Less a monarchy has alternated or been rotated, in a multi-dynastic system – that is, the most senior living members of parallel dynasties, at any point in time, constitute the line of succession. Not all feudal states or monarchies were/are ruled by dynasties. Throughout history, there were monarchs. Dynasties ruling subnational monarchies do not possess sovereign rights; the word "dynasty" is sometimes used informally for people who are not rulers but are, for example, members of a family with influence and power in other areas, such as a series of successive owners of a major company. It is extended to unrelated people, such as major poets of the same school or various rosters of a single sports team; the word "dynasty" derives from Latin dynastia, which comes from Greek dynastéia, where it referred to "power", "dominion", "rule" itself. It was the abstract noun of dynástēs, the agent noun of dynamis, "power" or "ability", from dýnamai, "to be able". A ruler from a dynasty is sometimes referred to as a "dynast", but this term is used to describe any member of a reigning family who retains a right to succeed to a throne.
For example, King Edward VIII ceased to be a dynast of the House of Windsor following his abdication. In historical and monarchist references to reigning families, a "dynast" is a family member who would have had succession rights, were the monarchy's rules still in force. For example, after the 1914 assassinations of Archduke Franz Ferdinand of Austria and his morganatic wife Duchess Sophie von Hohenberg, their son Duke Maximilian was bypassed for the Austro-Hungarian throne because he was not a Habsburg dynast. Since the abolition of the Austrian monarchy, Duke Maximilian and his descendants have not been considered the rightful pretenders by Austrian monarchists, nor have they claimed that position; the term "dynast" is sometimes used only to refer to agnatic descendants of a realm's monarchs, sometimes to include those who hold succession rights through cognatic royal descent. The term can therefore describe distinct sets of people.
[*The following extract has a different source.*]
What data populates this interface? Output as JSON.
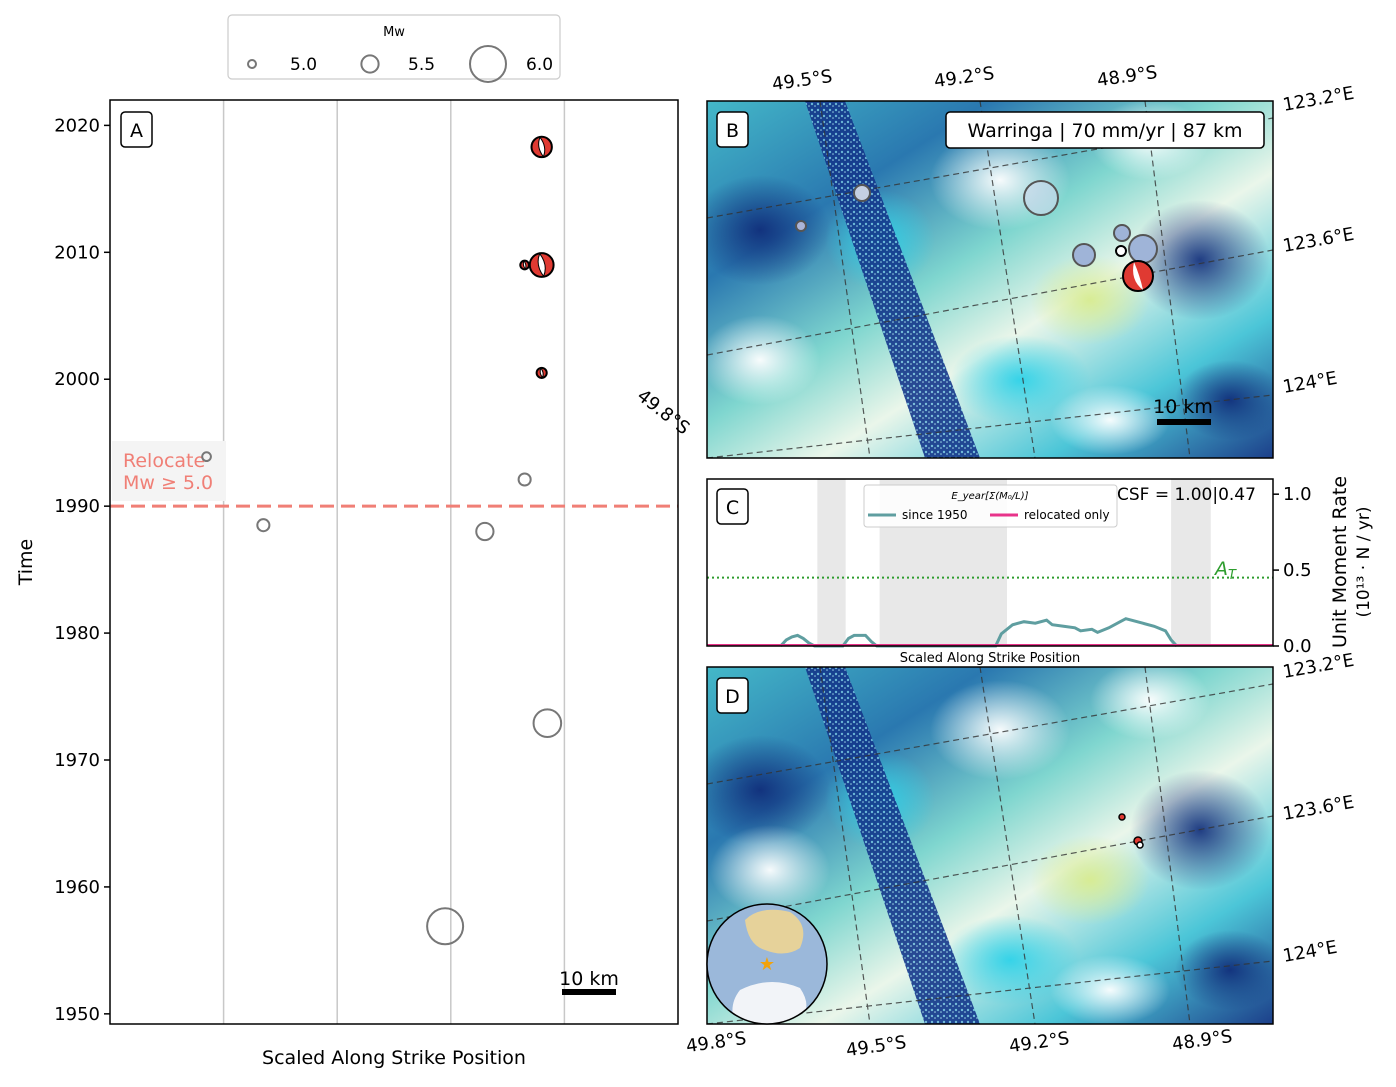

For example, David Armstrong-Jones, 2nd Earl of Snowdon, a nephew of Queen Elizabeth II through her sister Princess Margaret, is in the line of succession to the British crown.
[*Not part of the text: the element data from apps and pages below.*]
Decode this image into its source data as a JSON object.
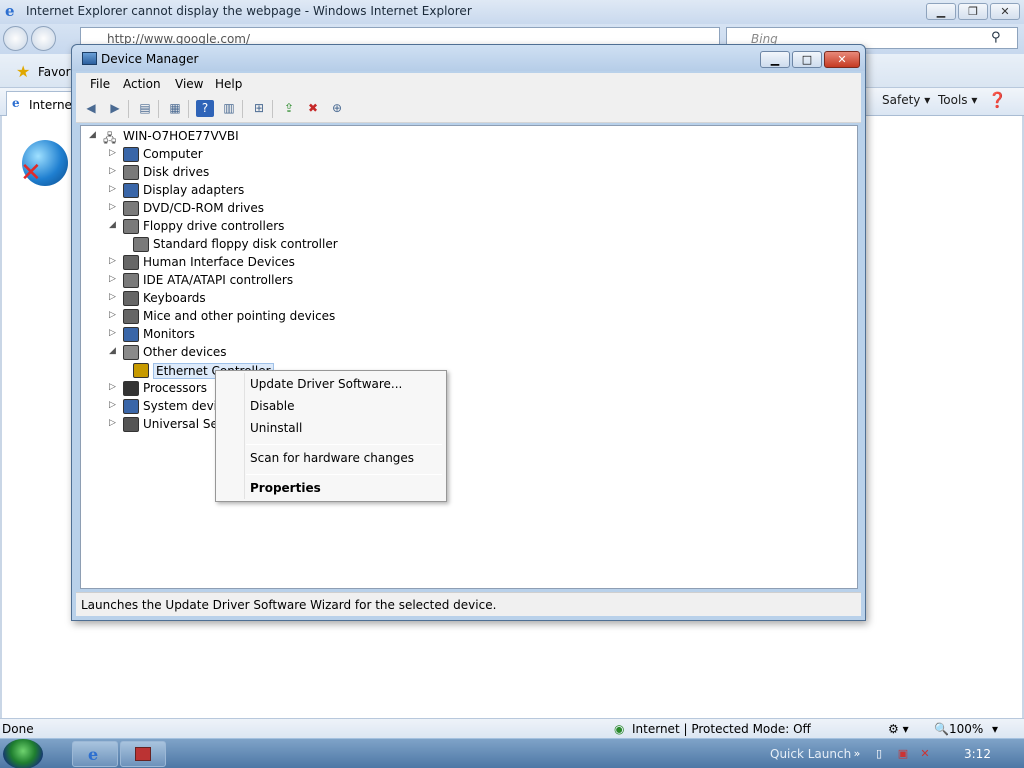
{
  "ie": {
    "title": "Internet Explorer cannot display the webpage - Windows Internet Explorer",
    "address": "http://www.google.com/",
    "search_placeholder": "Bing",
    "favorites_label": "Favori",
    "tab_label": "Internet",
    "cmd": {
      "safety": "Safety",
      "tools": "Tools"
    },
    "status": {
      "done": "Done",
      "zone": "Internet | Protected Mode: Off",
      "zoom": "100%"
    }
  },
  "dm": {
    "title": "Device Manager",
    "menu": [
      "File",
      "Action",
      "View",
      "Help"
    ],
    "root": "WIN-O7HOE77VVBI",
    "tree": [
      {
        "label": "Computer",
        "expanded": false,
        "level": 1
      },
      {
        "label": "Disk drives",
        "expanded": false,
        "level": 1
      },
      {
        "label": "Display adapters",
        "expanded": false,
        "level": 1
      },
      {
        "label": "DVD/CD-ROM drives",
        "expanded": false,
        "level": 1
      },
      {
        "label": "Floppy drive controllers",
        "expanded": true,
        "level": 1
      },
      {
        "label": "Standard floppy disk controller",
        "level": 2
      },
      {
        "label": "Human Interface Devices",
        "expanded": false,
        "level": 1
      },
      {
        "label": "IDE ATA/ATAPI controllers",
        "expanded": false,
        "level": 1
      },
      {
        "label": "Keyboards",
        "expanded": false,
        "level": 1
      },
      {
        "label": "Mice and other pointing devices",
        "expanded": false,
        "level": 1
      },
      {
        "label": "Monitors",
        "expanded": false,
        "level": 1
      },
      {
        "label": "Other devices",
        "expanded": true,
        "level": 1
      },
      {
        "label": "Ethernet Controller",
        "level": 2,
        "selected": true
      },
      {
        "label": "Processors",
        "expanded": false,
        "level": 1
      },
      {
        "label": "System device",
        "expanded": false,
        "level": 1
      },
      {
        "label": "Universal Seria",
        "expanded": false,
        "level": 1
      }
    ],
    "status": "Launches the Update Driver Software Wizard for the selected device."
  },
  "context_menu": {
    "items": [
      "Update Driver Software...",
      "Disable",
      "Uninstall",
      "Scan for hardware changes",
      "Properties"
    ]
  },
  "taskbar": {
    "quick_launch": "Quick Launch",
    "clock": "3:12"
  },
  "colors": {
    "accent": "#2d6fd0",
    "selection": "#ddeafa",
    "taskbar": "#4d77a5"
  }
}
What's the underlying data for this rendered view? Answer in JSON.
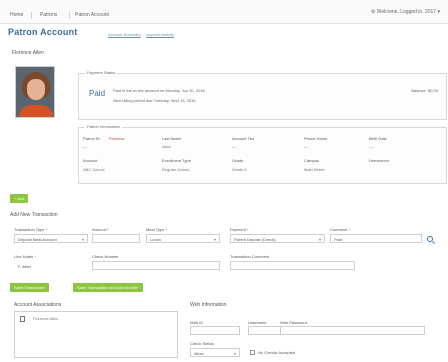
{
  "breadcrumb": {
    "home": "Home",
    "patrons": "Patrons",
    "current": "Patron Account"
  },
  "top_right": "⚙ Welcome, Logged in, 2017 ▾",
  "page": {
    "title": "Patron Account",
    "links": [
      "Account Summary",
      "Account Activity"
    ],
    "patron_name": "Florence Allen"
  },
  "payment_box": {
    "title": "Payment Status",
    "status": "Paid",
    "line1": "Paid in full on the account on Monday, Jun 20, 2016",
    "line2": "Next billing period due Tuesday, Sept 13, 2016",
    "balance": "Balance: $0.00"
  },
  "info_box": {
    "title": "Patron Information",
    "row1_labels": [
      "Patron ID",
      "Florence",
      "Last Name",
      "Account Tier",
      "Phone Home",
      "Birth Date"
    ],
    "row1_values": [
      "—",
      "",
      "Allen",
      "—",
      "—",
      "—"
    ],
    "row2_labels": [
      "Account",
      "Enrollment Type",
      "Grade",
      "Campus",
      "Homeroom"
    ],
    "row2_values": [
      "ABC School",
      "Regular School",
      "Grade 5",
      "Main Street",
      ""
    ]
  },
  "add_button": "+ Add",
  "sub_heading": "Add New Transaction",
  "form": {
    "transaction_type_label": "Transaction Type *",
    "transaction_type_value": "Deposit Meal Account",
    "amount_label": "Amount *",
    "amount_value": "",
    "meal_type_label": "Meal Type *",
    "meal_type_value": "Lunch",
    "payment_label": "Payment *",
    "payment_value": "Parent Deposit (Check)",
    "comment_label": "Comment *",
    "comment_value": "Paid",
    "line3_label": "Line Notes *",
    "line3_value": "F. Allen",
    "check_number_label": "Check Number",
    "check_number_value": "",
    "transaction_comment_label": "Transaction Comment",
    "transaction_comment_value": ""
  },
  "buttons": {
    "save": "Save Transaction",
    "save_another": "Save Transaction and Add Another"
  },
  "sections": {
    "associations_title": "Account Associations",
    "web_info_title": "Web Information"
  },
  "associations": [
    "Florence Allen"
  ],
  "web_info": {
    "id_label": "Web ID",
    "username_label": "Username",
    "password_label": "Web Password",
    "check_label": "Check Status",
    "check_value": "Allow",
    "accepted_label": "No Checks Accepted",
    "accepted_checked": false
  }
}
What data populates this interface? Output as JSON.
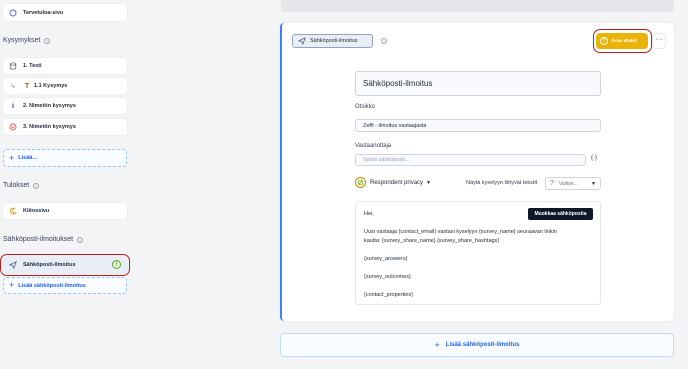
{
  "sidebar": {
    "thanks_top_label": "Tervetuloa-sivu",
    "questions_title": "Kysymykset",
    "questions": [
      {
        "label": "1. Testi"
      },
      {
        "label": "1.1 Kysymys"
      },
      {
        "label": "2. Nimetön kysymys"
      },
      {
        "label": "3. Nimetön kysymys"
      }
    ],
    "add_label": "Lisää...",
    "results_title": "Tulokset",
    "results_item": "Kiitossivu",
    "email_title": "Sähköposti-ilmoitukset",
    "email_item": "Sähköposti-ilmoitus",
    "add_email_label": "Lisää sähköposti-ilmoitus"
  },
  "panel": {
    "tag_label": "Sähköposti-ilmoitus",
    "activate_label": "Avaa ehdot",
    "more_label": "···",
    "name_value": "Sähköposti-ilmoitus",
    "subject_label": "Otsikko",
    "subject_value": "Zeffi - ilmoitus vastaajasta",
    "recipient_label": "Vastaanottaja",
    "recipient_placeholder": "Syötä sähköposti...",
    "privacy_label": "Respondent privacy",
    "show_answers_label": "Näytä kyselyyn liittyvät tekstit",
    "select_placeholder": "Valitse...",
    "edit_email_button": "Muokkaa sähköpostia",
    "body": {
      "greeting": "Hei,",
      "line1": "Uusi vastaaja {contact_email} vastasi kyselyyn {survey_name} seuraavan linkin",
      "line2": "kautta: {survey_share_name} {survey_share_hashtags}",
      "answers": "{survey_answers}",
      "outcomes": "{survey_outcomes}",
      "properties": "{contact_properties}"
    }
  },
  "add_email_big_label": "Lisää sähköposti-ilmoitus",
  "colors": {
    "accent": "#3b82f6",
    "warning": "#eab308",
    "highlight_ring": "#b91c1c"
  }
}
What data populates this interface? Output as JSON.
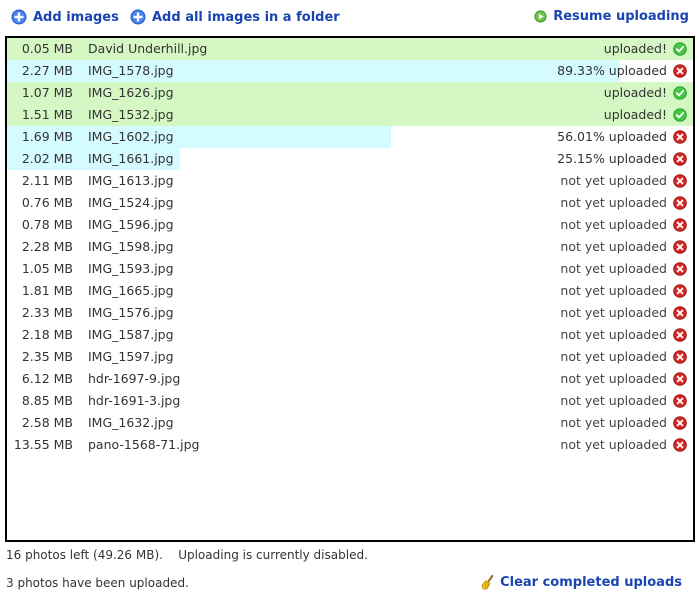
{
  "toolbar": {
    "add_images": "Add images",
    "add_folder": "Add all images in a folder",
    "resume": "Resume uploading"
  },
  "colors": {
    "link": "#1a45b0",
    "uploaded_bg": "#d5f7c3",
    "progress_bg": "#d4fbff",
    "ok_icon": "#2ea82e",
    "remove_icon": "#d62a2a"
  },
  "files": [
    {
      "size": "0.05 MB",
      "name": "David Underhill.jpg",
      "status": "uploaded!",
      "progress": 1.0,
      "state": "done"
    },
    {
      "size": "2.27 MB",
      "name": "IMG_1578.jpg",
      "status": "89.33% uploaded",
      "progress": 0.8933,
      "state": "progress"
    },
    {
      "size": "1.07 MB",
      "name": "IMG_1626.jpg",
      "status": "uploaded!",
      "progress": 1.0,
      "state": "done"
    },
    {
      "size": "1.51 MB",
      "name": "IMG_1532.jpg",
      "status": "uploaded!",
      "progress": 1.0,
      "state": "done"
    },
    {
      "size": "1.69 MB",
      "name": "IMG_1602.jpg",
      "status": "56.01% uploaded",
      "progress": 0.5601,
      "state": "progress"
    },
    {
      "size": "2.02 MB",
      "name": "IMG_1661.jpg",
      "status": "25.15% uploaded",
      "progress": 0.2515,
      "state": "progress"
    },
    {
      "size": "2.11 MB",
      "name": "IMG_1613.jpg",
      "status": "not yet uploaded",
      "progress": 0,
      "state": "pending"
    },
    {
      "size": "0.76 MB",
      "name": "IMG_1524.jpg",
      "status": "not yet uploaded",
      "progress": 0,
      "state": "pending"
    },
    {
      "size": "0.78 MB",
      "name": "IMG_1596.jpg",
      "status": "not yet uploaded",
      "progress": 0,
      "state": "pending"
    },
    {
      "size": "2.28 MB",
      "name": "IMG_1598.jpg",
      "status": "not yet uploaded",
      "progress": 0,
      "state": "pending"
    },
    {
      "size": "1.05 MB",
      "name": "IMG_1593.jpg",
      "status": "not yet uploaded",
      "progress": 0,
      "state": "pending"
    },
    {
      "size": "1.81 MB",
      "name": "IMG_1665.jpg",
      "status": "not yet uploaded",
      "progress": 0,
      "state": "pending"
    },
    {
      "size": "2.33 MB",
      "name": "IMG_1576.jpg",
      "status": "not yet uploaded",
      "progress": 0,
      "state": "pending"
    },
    {
      "size": "2.18 MB",
      "name": "IMG_1587.jpg",
      "status": "not yet uploaded",
      "progress": 0,
      "state": "pending"
    },
    {
      "size": "2.35 MB",
      "name": "IMG_1597.jpg",
      "status": "not yet uploaded",
      "progress": 0,
      "state": "pending"
    },
    {
      "size": "6.12 MB",
      "name": "hdr-1697-9.jpg",
      "status": "not yet uploaded",
      "progress": 0,
      "state": "pending"
    },
    {
      "size": "8.85 MB",
      "name": "hdr-1691-3.jpg",
      "status": "not yet uploaded",
      "progress": 0,
      "state": "pending"
    },
    {
      "size": "2.58 MB",
      "name": "IMG_1632.jpg",
      "status": "not yet uploaded",
      "progress": 0,
      "state": "pending"
    },
    {
      "size": "13.55 MB",
      "name": "pano-1568-71.jpg",
      "status": "not yet uploaded",
      "progress": 0,
      "state": "pending"
    }
  ],
  "footer": {
    "left_info": "16 photos left (49.26 MB).    Uploading is currently disabled.",
    "done_info": "3 photos have been uploaded.",
    "clear": "Clear completed uploads"
  }
}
On the other hand, the German aristocrat Prince Ernst August of Hanover, a male-line descendant of King George III of the United Kingdom, possesses no legal British name, titles or styles. He was born in the line of succession to the British throne and was bound by Britain's Royal Marriages Act 1772 until it was repealed when the Succession to the Crown Act 2013 took effect on 26 March 2015. Thus, he requested and obtained formal permission from Queen Elizabeth II to marry the Roman Catholic Princess Caroline of Monaco in 1999. Yet, a clause of the English Act of Settlement 1701 remained in effect at that time, stipulating that dynasts who